MTR staff launch protest against 'disappointing' pay rise

PUBLISHED : Thursday, 10 July, 2014, 4:30am
UPDATED : Thursday, 10 July, 2014, 4:30am

MTR staff have begun a protest against a "disappointing" 5.25 per cent pay rise by refusing to work overtime and on their days off, two of its staff unions said.

The MTR Corporation Staff Union and KCR Operating Staff Association, which together represent about 2,000 MTR employees, said they told members to start "working to rule" yesterday. Up to 300 members would take part in the protest, they said.

The MTR said non-management employees' wages would rise by between 2.38 per cent and 7 per cent next year and that pay would go up for most employees by more than 4.75 per cent. The average rate of salary increase for all MTR staff worked out to 5.25 per cent, but the unions had demanded a 7 per cent increase.

The MTR Corporation Staff Union's Philip Chan Sin-wo said nine out of 10 employees would get a pay rise of less than 7 per cent and that the protest was to express their disappointment.

"If [the company] asks us to work overtime, that means they haven't hired enough people," Chan said. "In that case, even if there is some impact on the passengers [as a result of the protest], it's not our fault."

But KCR Operating Staff Association's Rainbow Lau Choi-hung said the impact on passengers would be minimal as staff would continue to work on crucial operating and maintenance jobs. They would refuse to attend the company's promotional events on their days off and decline to work overtime, she said.

Two other unions - the MTR Staff General Association and Hong Kong Railway Management Professionals Union - said they were also disappointed but would consult its members before staging any action.

The Professionals Union's Wong Yuen-wood said the average 5.25 per cent pay rise would barely offset inflation. Many of the company's vacancies were not filled because the salaries were not attractive, he added.

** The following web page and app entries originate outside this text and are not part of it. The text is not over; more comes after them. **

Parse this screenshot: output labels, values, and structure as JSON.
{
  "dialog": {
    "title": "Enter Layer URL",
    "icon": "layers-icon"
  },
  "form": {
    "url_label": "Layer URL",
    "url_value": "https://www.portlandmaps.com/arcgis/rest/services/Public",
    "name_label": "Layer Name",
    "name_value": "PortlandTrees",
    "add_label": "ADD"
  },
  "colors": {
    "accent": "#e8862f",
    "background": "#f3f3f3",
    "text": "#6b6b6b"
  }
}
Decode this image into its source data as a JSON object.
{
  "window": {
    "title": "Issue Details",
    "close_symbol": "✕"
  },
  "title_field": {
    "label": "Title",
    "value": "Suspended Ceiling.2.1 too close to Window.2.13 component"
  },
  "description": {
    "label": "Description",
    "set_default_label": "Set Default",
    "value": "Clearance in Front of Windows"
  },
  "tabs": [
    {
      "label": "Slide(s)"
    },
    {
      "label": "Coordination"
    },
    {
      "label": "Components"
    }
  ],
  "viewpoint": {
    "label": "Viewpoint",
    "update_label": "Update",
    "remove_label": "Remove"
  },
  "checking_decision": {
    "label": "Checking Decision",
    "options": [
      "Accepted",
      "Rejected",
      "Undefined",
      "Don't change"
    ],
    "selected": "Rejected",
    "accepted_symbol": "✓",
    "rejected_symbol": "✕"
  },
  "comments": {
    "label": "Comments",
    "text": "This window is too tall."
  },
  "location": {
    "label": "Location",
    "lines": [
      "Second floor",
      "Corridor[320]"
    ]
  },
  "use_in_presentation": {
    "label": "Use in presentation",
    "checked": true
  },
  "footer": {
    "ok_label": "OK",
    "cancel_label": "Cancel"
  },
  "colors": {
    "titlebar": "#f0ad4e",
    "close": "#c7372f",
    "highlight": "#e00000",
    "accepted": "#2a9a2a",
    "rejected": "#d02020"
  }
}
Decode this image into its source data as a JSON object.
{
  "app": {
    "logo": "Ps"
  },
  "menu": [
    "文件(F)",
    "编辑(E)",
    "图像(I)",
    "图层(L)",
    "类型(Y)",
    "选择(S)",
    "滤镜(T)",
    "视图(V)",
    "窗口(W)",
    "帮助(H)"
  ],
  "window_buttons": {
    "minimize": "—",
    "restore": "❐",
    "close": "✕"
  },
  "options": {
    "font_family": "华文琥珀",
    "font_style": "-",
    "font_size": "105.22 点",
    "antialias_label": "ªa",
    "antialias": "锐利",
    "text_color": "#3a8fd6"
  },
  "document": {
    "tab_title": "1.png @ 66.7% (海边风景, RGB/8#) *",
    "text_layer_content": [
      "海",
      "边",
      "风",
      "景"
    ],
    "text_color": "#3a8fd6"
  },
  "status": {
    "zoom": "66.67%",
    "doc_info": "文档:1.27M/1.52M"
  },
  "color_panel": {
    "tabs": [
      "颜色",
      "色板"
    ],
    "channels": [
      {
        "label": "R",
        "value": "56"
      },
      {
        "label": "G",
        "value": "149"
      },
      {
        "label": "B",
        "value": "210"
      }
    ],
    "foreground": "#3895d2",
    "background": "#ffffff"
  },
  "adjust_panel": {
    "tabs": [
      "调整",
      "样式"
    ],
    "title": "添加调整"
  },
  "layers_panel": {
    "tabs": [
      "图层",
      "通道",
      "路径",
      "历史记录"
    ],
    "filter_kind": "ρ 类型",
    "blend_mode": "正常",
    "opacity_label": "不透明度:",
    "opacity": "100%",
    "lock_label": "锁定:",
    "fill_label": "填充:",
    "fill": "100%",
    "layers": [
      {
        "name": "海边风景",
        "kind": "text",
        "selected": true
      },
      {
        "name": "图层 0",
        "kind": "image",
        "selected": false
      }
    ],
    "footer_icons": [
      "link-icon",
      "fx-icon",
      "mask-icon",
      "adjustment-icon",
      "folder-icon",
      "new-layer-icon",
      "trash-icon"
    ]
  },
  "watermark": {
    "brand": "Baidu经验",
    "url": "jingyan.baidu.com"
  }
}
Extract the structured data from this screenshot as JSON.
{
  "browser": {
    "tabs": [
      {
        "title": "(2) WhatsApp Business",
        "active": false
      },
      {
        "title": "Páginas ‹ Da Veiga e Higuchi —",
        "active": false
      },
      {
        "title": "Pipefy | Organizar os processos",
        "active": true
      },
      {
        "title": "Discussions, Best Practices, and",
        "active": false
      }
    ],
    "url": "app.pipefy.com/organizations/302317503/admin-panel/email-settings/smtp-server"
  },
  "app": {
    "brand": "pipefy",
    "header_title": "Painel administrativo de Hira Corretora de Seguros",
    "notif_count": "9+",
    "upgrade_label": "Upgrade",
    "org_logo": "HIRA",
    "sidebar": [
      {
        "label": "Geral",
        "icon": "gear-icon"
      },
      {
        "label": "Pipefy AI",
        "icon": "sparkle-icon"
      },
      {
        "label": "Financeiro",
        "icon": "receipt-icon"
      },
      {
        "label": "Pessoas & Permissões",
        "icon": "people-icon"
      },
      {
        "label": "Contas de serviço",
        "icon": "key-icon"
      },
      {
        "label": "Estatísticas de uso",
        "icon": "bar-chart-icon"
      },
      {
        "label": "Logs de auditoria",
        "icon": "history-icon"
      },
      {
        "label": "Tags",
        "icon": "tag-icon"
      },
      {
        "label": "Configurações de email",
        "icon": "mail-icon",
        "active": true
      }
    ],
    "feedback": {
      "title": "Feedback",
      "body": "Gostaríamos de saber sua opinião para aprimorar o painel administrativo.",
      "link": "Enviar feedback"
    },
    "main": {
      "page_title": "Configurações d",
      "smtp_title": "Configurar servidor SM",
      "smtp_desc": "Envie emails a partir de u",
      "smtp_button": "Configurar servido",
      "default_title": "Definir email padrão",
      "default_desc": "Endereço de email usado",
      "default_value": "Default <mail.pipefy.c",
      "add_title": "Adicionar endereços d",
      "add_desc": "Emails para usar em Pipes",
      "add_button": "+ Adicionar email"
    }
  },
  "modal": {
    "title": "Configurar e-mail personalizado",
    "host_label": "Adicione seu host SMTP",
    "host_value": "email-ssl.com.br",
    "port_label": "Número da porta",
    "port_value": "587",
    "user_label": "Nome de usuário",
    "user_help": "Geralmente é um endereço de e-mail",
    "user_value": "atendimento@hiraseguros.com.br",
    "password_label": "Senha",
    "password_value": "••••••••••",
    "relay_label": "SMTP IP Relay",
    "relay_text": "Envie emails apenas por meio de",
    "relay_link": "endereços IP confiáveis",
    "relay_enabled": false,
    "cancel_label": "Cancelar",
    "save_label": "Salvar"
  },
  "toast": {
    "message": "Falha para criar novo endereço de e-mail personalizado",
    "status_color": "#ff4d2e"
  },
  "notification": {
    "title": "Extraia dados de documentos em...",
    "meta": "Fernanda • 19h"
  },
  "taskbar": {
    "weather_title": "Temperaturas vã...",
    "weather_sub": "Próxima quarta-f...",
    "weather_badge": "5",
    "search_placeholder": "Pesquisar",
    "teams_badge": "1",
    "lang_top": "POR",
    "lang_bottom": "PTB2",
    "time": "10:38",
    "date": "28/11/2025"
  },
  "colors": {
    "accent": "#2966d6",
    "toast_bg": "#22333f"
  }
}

The MTR said it had studied salary increase rates in 29 companies that were considered "good employers" before it set its own rates. It said the unions should be rational and put passengers first.